The other system lines up with a system in the femur stretching from the medial part of the femoral shaft to the superior part of the femoral head. The capsule attaches to the hip bone outside the acetabular lip which thus projects into the capsular space. On the femoral side, the distance between the head’s cartilaginous rim and the capsular attachment at the base of the neck is constant, which leaves a wider extracapsular part of the neck at the back than at the front. The capsule has two sets of fibers: longitudinal and circular.
The longitudinal retinacular fibers travel along the neck and carry blood vessels. The hip joint is reinforced by four ligaments, of which three are extracapsular and one intracapsular. All three strengthen the capsule and prevent an excessive range of movement in the joint. Of these, the Y-shaped and twisted iliofemoral ligament is the strongest ligament in the human body.

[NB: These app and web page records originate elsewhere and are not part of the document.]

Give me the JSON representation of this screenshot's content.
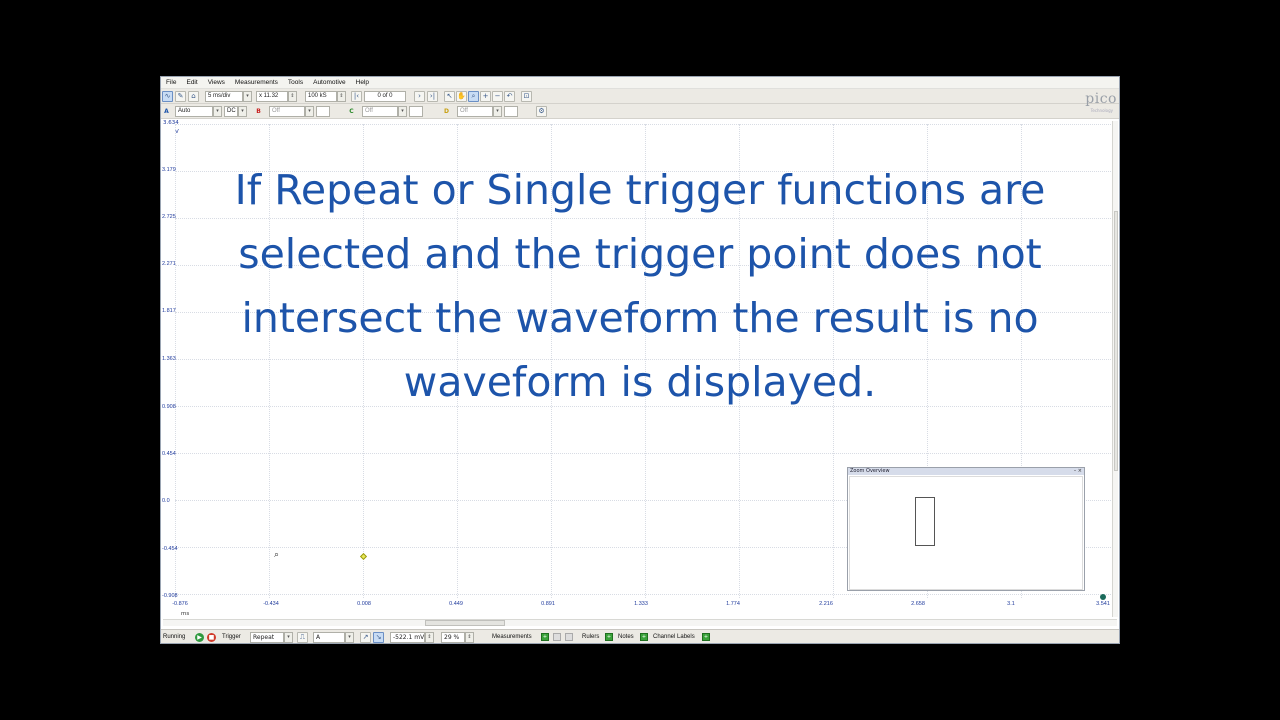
{
  "menu": [
    "File",
    "Edit",
    "Views",
    "Measurements",
    "Tools",
    "Automotive",
    "Help"
  ],
  "toolbar1": {
    "timebase": "5 ms/div",
    "zoom": "x 11.32",
    "samples": "100 kS",
    "buffer": "0 of 0"
  },
  "toolbar2": {
    "channel_a_range": "Auto",
    "channel_a_coupling": "DC",
    "channel_b_range": "Off",
    "channel_c_range": "Off",
    "channel_d_range": "Off"
  },
  "logo": "pico",
  "logo_sub": "Technology",
  "plot": {
    "y_unit": "V",
    "y_top": "3.634",
    "y_labels": [
      "3.179",
      "2.725",
      "2.271",
      "1.817",
      "1.363",
      "0.908",
      "0.454",
      "0.0",
      "-0.454",
      "-0.908"
    ],
    "x_unit": "ms",
    "x_labels": [
      "-0.876",
      "-0.434",
      "0.008",
      "0.449",
      "0.891",
      "1.333",
      "1.774",
      "2.216",
      "2.658",
      "3.1",
      "3.541"
    ]
  },
  "annotation": "If Repeat or Single trigger functions are selected and the trigger point does not intersect the waveform the result is no waveform is displayed.",
  "zoom_overview": {
    "title": "Zoom Overview"
  },
  "statusbar": {
    "running": "Running",
    "trigger_label": "Trigger",
    "trigger_mode": "Repeat",
    "trigger_source": "A",
    "threshold": "-522.1 mV",
    "pre_trigger": "29 %",
    "measurements": "Measurements",
    "rulers": "Rulers",
    "notes": "Notes",
    "channel_labels": "Channel Labels"
  },
  "colors": {
    "annotation": "#1d54aa",
    "axis_labels": "#1f3a9c",
    "trigger_marker": "#e8e85a"
  }
}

In the upright position, it prevents the trunk from falling backward without the need for muscular activity. In the sitting position, it becomes relaxed, thus permitting the pelvis to tilt backward into its sitting position. The iliofemoral ligament prevents excessive adduction and internal rotation of the hip. The zona orbicularis acts like a buttonhole on the femoral head and assists in maintaining the contact in the joint. It is only stretched when the hip is dislocated, and may then prevent further displacement. This artery is not present in everyone but can become the only blood supply to the bone in the head of the femur when the neck of the femur is fractured or disrupted by injury in childhood. Did you know that the hip ligaments are not supposed to be streched in a split position, much worse an oversplit.